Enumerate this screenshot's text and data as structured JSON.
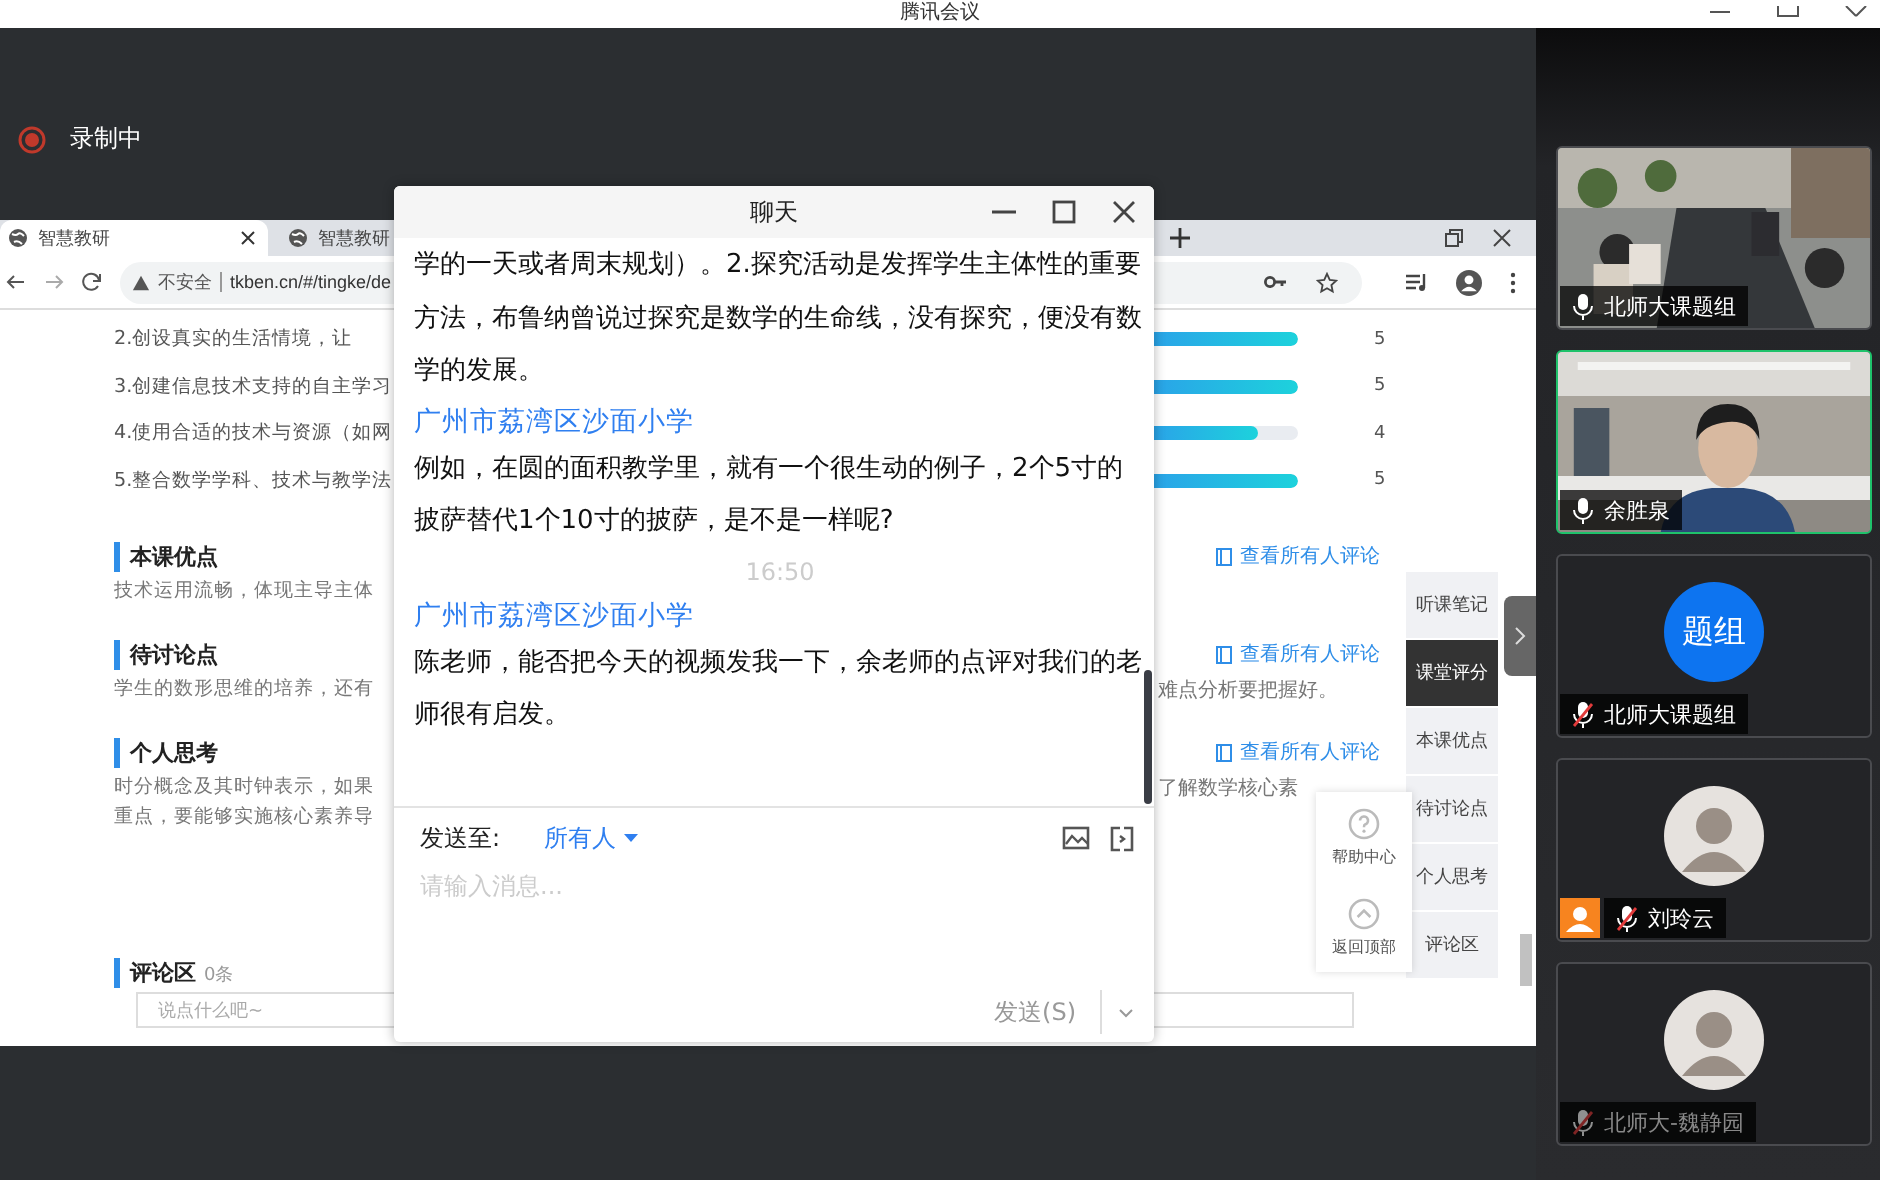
{
  "app_title": "腾讯会议",
  "recording": {
    "label": "录制中"
  },
  "browser": {
    "tabs": [
      {
        "label": "智慧教研",
        "selected": true
      },
      {
        "label": "智慧教研",
        "selected": false
      }
    ],
    "address": {
      "security": "不安全",
      "url": "tkben.cn/#/tingke/de"
    },
    "rating_items": [
      {
        "text": "2.创设真实的生活情境，让",
        "level": 1,
        "score": "5"
      },
      {
        "text": "3.创建信息技术支持的自主学习",
        "level": 1,
        "score": "5"
      },
      {
        "text": "4.使用合适的技术与资源（如网",
        "level": 0.72,
        "score": "4"
      },
      {
        "text": "5.整合数学学科、技术与教学法",
        "level": 1,
        "score": "5"
      }
    ],
    "sections": [
      {
        "heading": "本课优点",
        "link": "查看所有人评论",
        "lines": [
          {
            "left": "技术运用流畅，体现主导主体"
          }
        ]
      },
      {
        "heading": "待讨论点",
        "link": "查看所有人评论",
        "lines": [
          {
            "left": "学生的数形思维的培养，还有",
            "right": "难点分析要把握好。"
          }
        ]
      },
      {
        "heading": "个人思考",
        "link": "查看所有人评论",
        "lines": [
          {
            "left": "时分概念及其时钟表示，如果",
            "right": "了解数学核心素"
          },
          {
            "left": "重点，要能够实施核心素养导"
          }
        ]
      }
    ],
    "comments": {
      "heading": "评论区",
      "count": "0条",
      "placeholder": "说点什么吧~"
    },
    "side_nav": [
      {
        "label": "听课笔记",
        "selected": false
      },
      {
        "label": "课堂评分",
        "selected": true
      },
      {
        "label": "本课优点",
        "selected": false
      },
      {
        "label": "待讨论点",
        "selected": false
      },
      {
        "label": "个人思考",
        "selected": false
      },
      {
        "label": "评论区",
        "selected": false
      }
    ],
    "float_buttons": [
      {
        "kind": "help",
        "label": "帮助中心"
      },
      {
        "kind": "top",
        "label": "返回顶部"
      }
    ]
  },
  "chat": {
    "title": "聊天",
    "messages": [
      {
        "kind": "text",
        "text": "学的一天或者周末规划）。2.探究活动是发挥学生主体性的重要方法，布鲁纳曾说过探究是数学的生命线，没有探究，便没有数学的发展。"
      },
      {
        "kind": "sender",
        "text": "广州市荔湾区沙面小学"
      },
      {
        "kind": "text",
        "text": "例如，在圆的面积教学里，就有一个很生动的例子，2个5寸的披萨替代1个10寸的披萨，是不是一样呢?"
      },
      {
        "kind": "time",
        "text": "16:50"
      },
      {
        "kind": "sender",
        "text": "广州市荔湾区沙面小学"
      },
      {
        "kind": "text",
        "text": "陈老师，能否把今天的视频发我一下，余老师的点评对我们的老师很有启发。"
      }
    ],
    "send_to_label": "发送至:",
    "recipient": "所有人",
    "placeholder": "请输入消息...",
    "send_button": {
      "label": "发送(S)",
      "disabled": true
    }
  },
  "participants": [
    {
      "kind": "video",
      "name": "北师大课题组",
      "muted": false,
      "active": false,
      "host": false,
      "dimmed": false
    },
    {
      "kind": "video_person",
      "name": "余胜泉",
      "muted": false,
      "active": true,
      "host": false,
      "dimmed": false
    },
    {
      "kind": "avatar_text",
      "avatar_text": "题组",
      "name": "北师大课题组",
      "muted": true,
      "active": false,
      "host": false,
      "dimmed": false
    },
    {
      "kind": "avatar_image",
      "name": "刘玲云",
      "muted": true,
      "active": false,
      "host": true,
      "dimmed": false
    },
    {
      "kind": "avatar_image",
      "name": "北师大-魏静园",
      "muted": true,
      "active": false,
      "host": false,
      "dimmed": true
    }
  ]
}
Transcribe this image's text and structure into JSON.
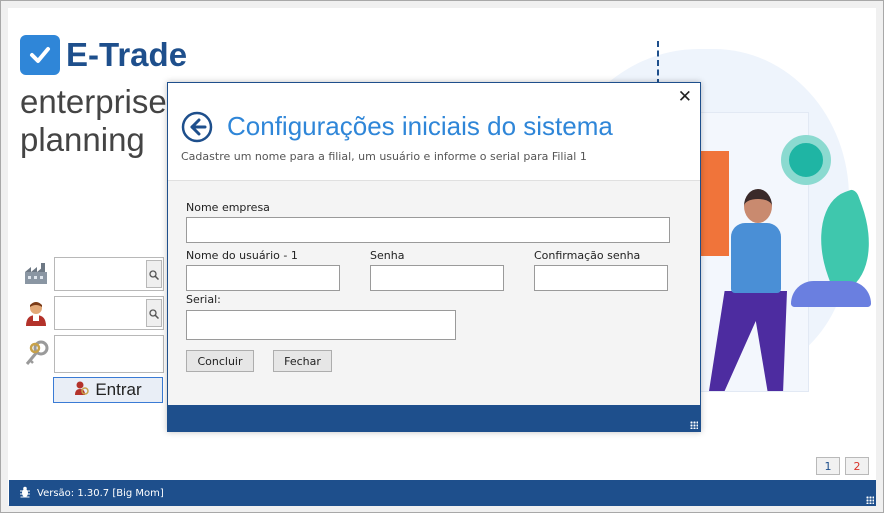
{
  "app": {
    "logo_text": "E-Trade",
    "tagline_line1": "enterprise",
    "tagline_line2": "planning"
  },
  "login": {
    "company_value": "",
    "user_value": "",
    "password_value": "",
    "enter_label": "Entrar"
  },
  "pager": {
    "page1": "1",
    "page2": "2"
  },
  "status": {
    "version_text": "Versão: 1.30.7 [Big Mom]"
  },
  "dialog": {
    "title": "Configurações iniciais do sistema",
    "subtitle": "Cadastre um nome para a filial, um usuário e informe o serial para Filial 1",
    "close_label": "✕",
    "company_label": "Nome empresa",
    "company_value": "",
    "user_label": "Nome do usuário - 1",
    "user_value": "",
    "password_label": "Senha",
    "password_value": "",
    "confirm_label": "Confirmação senha",
    "confirm_value": "",
    "serial_label": "Serial:",
    "serial_value": "",
    "finish_label": "Concluir",
    "close_button_label": "Fechar"
  },
  "icons": {
    "logo": "checkmark-icon",
    "company": "factory-icon",
    "user": "user-icon",
    "password": "keys-icon",
    "search": "magnifier-icon",
    "back": "back-arrow-icon",
    "status": "bug-icon"
  },
  "colors": {
    "brand_blue": "#1e4f8c",
    "accent_blue": "#2f86d8",
    "page2_text": "#d9342b"
  }
}
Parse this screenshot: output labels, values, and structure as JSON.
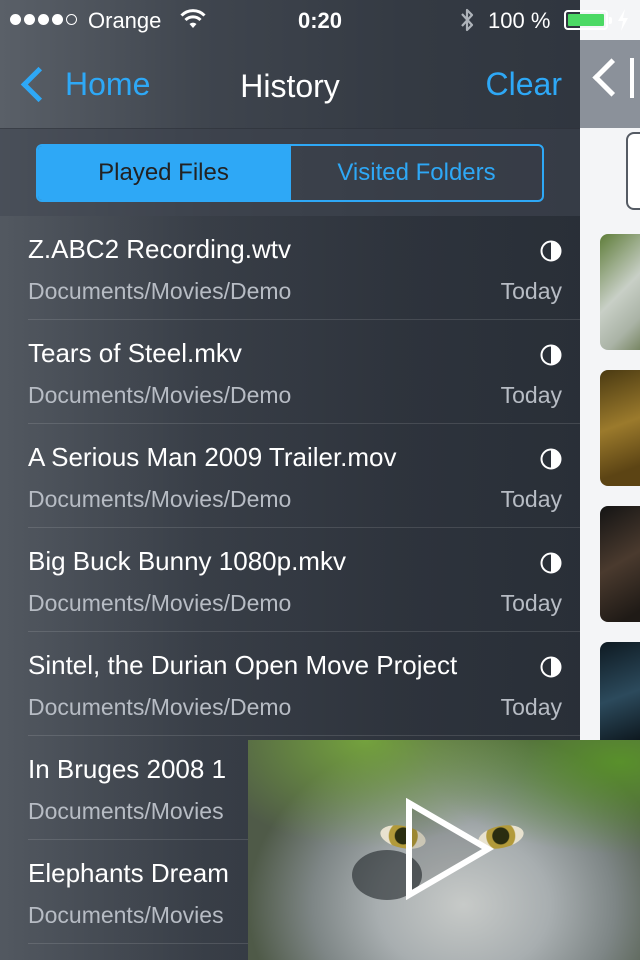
{
  "status_bar": {
    "carrier": "Orange",
    "time": "0:20",
    "battery_percent": "100 %"
  },
  "nav": {
    "back_label": "Home",
    "title": "History",
    "clear_label": "Clear"
  },
  "segmented": {
    "selected_label": "Played Files",
    "other_label": "Visited Folders"
  },
  "history": [
    {
      "title": "Z.ABC2 Recording.wtv",
      "path": "Documents/Movies/Demo",
      "date": "Today"
    },
    {
      "title": "Tears of Steel.mkv",
      "path": "Documents/Movies/Demo",
      "date": "Today"
    },
    {
      "title": "A Serious Man 2009 Trailer.mov",
      "path": "Documents/Movies/Demo",
      "date": "Today"
    },
    {
      "title": "Big Buck Bunny 1080p.mkv",
      "path": "Documents/Movies/Demo",
      "date": "Today"
    },
    {
      "title": "Sintel, the Durian Open Move Project",
      "path": "Documents/Movies/Demo",
      "date": "Today"
    },
    {
      "title": "In Bruges 2008 1",
      "path": "Documents/Movies",
      "date": ""
    },
    {
      "title": "Elephants Dream",
      "path": "Documents/Movies",
      "date": ""
    }
  ],
  "colors": {
    "accent": "#2ea8f6",
    "battery": "#4cd964"
  }
}
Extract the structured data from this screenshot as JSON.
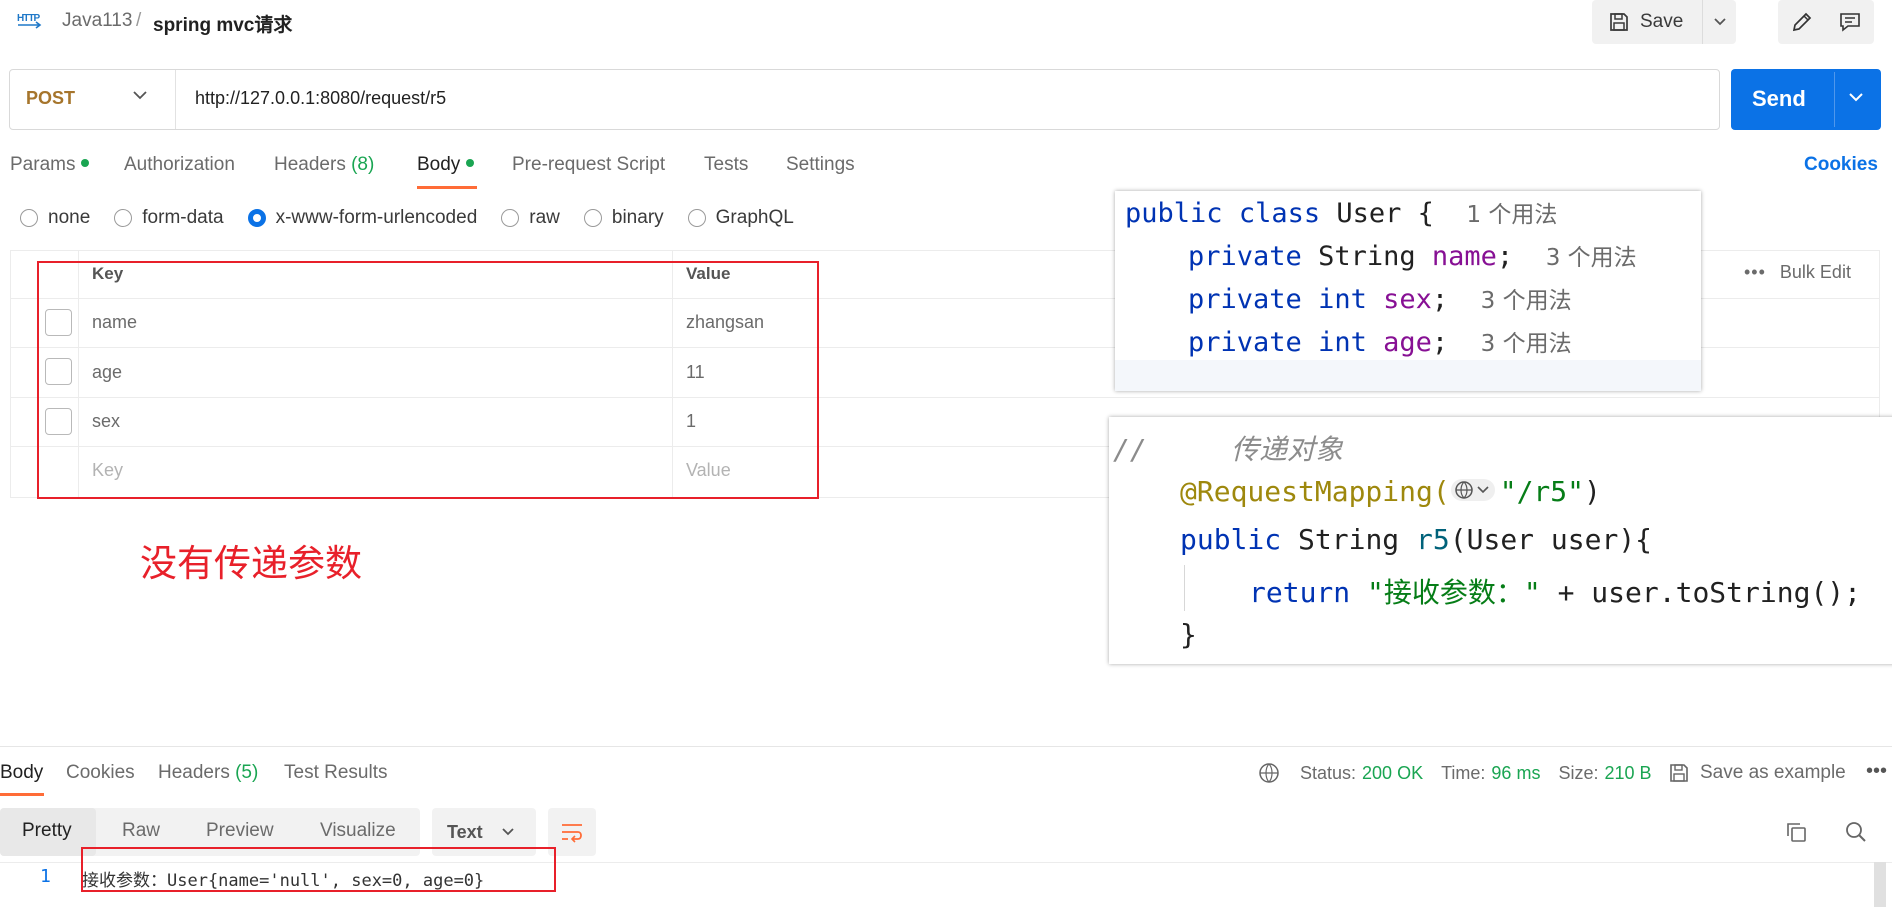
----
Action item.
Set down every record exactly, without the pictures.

Task answer.
Enumerate this screenshot's text and data as structured JSON.
{
  "app_title": "腾讯会议",
  "recording": {
    "label": "录制中"
  },
  "browser": {
    "tabs": [
      {
        "label": "智慧教研",
        "selected": true
      },
      {
        "label": "智慧教研",
        "selected": false
      }
    ],
    "address": {
      "security": "不安全",
      "url": "tkben.cn/#/tingke/de"
    },
    "rating_items": [
      {
        "text": "2.创设真实的生活情境，让",
        "level": 1,
        "score": "5"
      },
      {
        "text": "3.创建信息技术支持的自主学习",
        "level": 1,
        "score": "5"
      },
      {
        "text": "4.使用合适的技术与资源（如网",
        "level": 0.72,
        "score": "4"
      },
      {
        "text": "5.整合数学学科、技术与教学法",
        "level": 1,
        "score": "5"
      }
    ],
    "sections": [
      {
        "heading": "本课优点",
        "link": "查看所有人评论",
        "lines": [
          {
            "left": "技术运用流畅，体现主导主体"
          }
        ]
      },
      {
        "heading": "待讨论点",
        "link": "查看所有人评论",
        "lines": [
          {
            "left": "学生的数形思维的培养，还有",
            "right": "难点分析要把握好。"
          }
        ]
      },
      {
        "heading": "个人思考",
        "link": "查看所有人评论",
        "lines": [
          {
            "left": "时分概念及其时钟表示，如果",
            "right": "了解数学核心素"
          },
          {
            "left": "重点，要能够实施核心素养导"
          }
        ]
      }
    ],
    "comments": {
      "heading": "评论区",
      "count": "0条",
      "placeholder": "说点什么吧~"
    },
    "side_nav": [
      {
        "label": "听课笔记",
        "selected": false
      },
      {
        "label": "课堂评分",
        "selected": true
      },
      {
        "label": "本课优点",
        "selected": false
      },
      {
        "label": "待讨论点",
        "selected": false
      },
      {
        "label": "个人思考",
        "selected": false
      },
      {
        "label": "评论区",
        "selected": false
      }
    ],
    "float_buttons": [
      {
        "kind": "help",
        "label": "帮助中心"
      },
      {
        "kind": "top",
        "label": "返回顶部"
      }
    ]
  },
  "chat": {
    "title": "聊天",
    "messages": [
      {
        "kind": "text",
        "text": "学的一天或者周末规划）。2.探究活动是发挥学生主体性的重要方法，布鲁纳曾说过探究是数学的生命线，没有探究，便没有数学的发展。"
      },
      {
        "kind": "sender",
        "text": "广州市荔湾区沙面小学"
      },
      {
        "kind": "text",
        "text": "例如，在圆的面积教学里，就有一个很生动的例子，2个5寸的披萨替代1个10寸的披萨，是不是一样呢?"
      },
      {
        "kind": "time",
        "text": "16:50"
      },
      {
        "kind": "sender",
        "text": "广州市荔湾区沙面小学"
      },
      {
        "kind": "text",
        "text": "陈老师，能否把今天的视频发我一下，余老师的点评对我们的老师很有启发。"
      }
    ],
    "send_to_label": "发送至:",
    "recipient": "所有人",
    "placeholder": "请输入消息...",
    "send_button": {
      "label": "发送(S)",
      "disabled": true
    }
  },
  "participants": [
    {
      "kind": "video",
      "name": "北师大课题组",
      "muted": false,
      "active": false,
      "host": false,
      "dimmed": false
    },
    {
      "kind": "video_person",
      "name": "余胜泉",
      "muted": false,
      "active": true,
      "host": false,
      "dimmed": false
    },
    {
      "kind": "avatar_text",
      "avatar_text": "题组",
      "name": "北师大课题组",
      "muted": true,
      "active": false,
      "host": false,
      "dimmed": false
    },
    {
      "kind": "avatar_image",
      "name": "刘玲云",
      "muted": true,
      "active": false,
      "host": true,
      "dimmed": false
    },
    {
      "kind": "avatar_image",
      "name": "北师大-魏静园",
      "muted": true,
      "active": false,
      "host": false,
      "dimmed": true
    }
  ]
}
Transcribe this image's text and structure into JSON.
{
  "app": {
    "logo_text": "E-Trade",
    "tagline_line1": "enterprise",
    "tagline_line2": "planning"
  },
  "login": {
    "company_value": "",
    "user_value": "",
    "password_value": "",
    "enter_label": "Entrar"
  },
  "pager": {
    "page1": "1",
    "page2": "2"
  },
  "status": {
    "version_text": "Versão: 1.30.7 [Big Mom]"
  },
  "dialog": {
    "title": "Configurações iniciais do sistema",
    "subtitle": "Cadastre um nome para a filial, um usuário e informe o serial para Filial 1",
    "close_label": "✕",
    "company_label": "Nome empresa",
    "company_value": "",
    "user_label": "Nome do usuário - 1",
    "user_value": "",
    "password_label": "Senha",
    "password_value": "",
    "confirm_label": "Confirmação senha",
    "confirm_value": "",
    "serial_label": "Serial:",
    "serial_value": "",
    "finish_label": "Concluir",
    "close_button_label": "Fechar"
  },
  "icons": {
    "logo": "checkmark-icon",
    "company": "factory-icon",
    "user": "user-icon",
    "password": "keys-icon",
    "search": "magnifier-icon",
    "back": "back-arrow-icon",
    "status": "bug-icon"
  },
  "colors": {
    "brand_blue": "#1e4f8c",
    "accent_blue": "#2f86d8",
    "page2_text": "#d9342b"
  }
}
Parse this screenshot: output labels, values, and structure as JSON.
{
  "status_bar": {
    "carrier": "Orange",
    "time": "0:20",
    "battery_percent": "100 %"
  },
  "nav": {
    "back_label": "Home",
    "title": "History",
    "clear_label": "Clear"
  },
  "segmented": {
    "selected_label": "Played Files",
    "other_label": "Visited Folders"
  },
  "history": [
    {
      "title": "Z.ABC2 Recording.wtv",
      "path": "Documents/Movies/Demo",
      "date": "Today"
    },
    {
      "title": "Tears of Steel.mkv",
      "path": "Documents/Movies/Demo",
      "date": "Today"
    },
    {
      "title": "A Serious Man 2009 Trailer.mov",
      "path": "Documents/Movies/Demo",
      "date": "Today"
    },
    {
      "title": "Big Buck Bunny 1080p.mkv",
      "path": "Documents/Movies/Demo",
      "date": "Today"
    },
    {
      "title": "Sintel, the Durian Open Move Project",
      "path": "Documents/Movies/Demo",
      "date": "Today"
    },
    {
      "title": "In Bruges 2008 1",
      "path": "Documents/Movies",
      "date": ""
    },
    {
      "title": "Elephants Dream",
      "path": "Documents/Movies",
      "date": ""
    }
  ],
  "colors": {
    "accent": "#2ea8f6",
    "battery": "#4cd964"
  }
}
Extract the structured data from this screenshot as JSON.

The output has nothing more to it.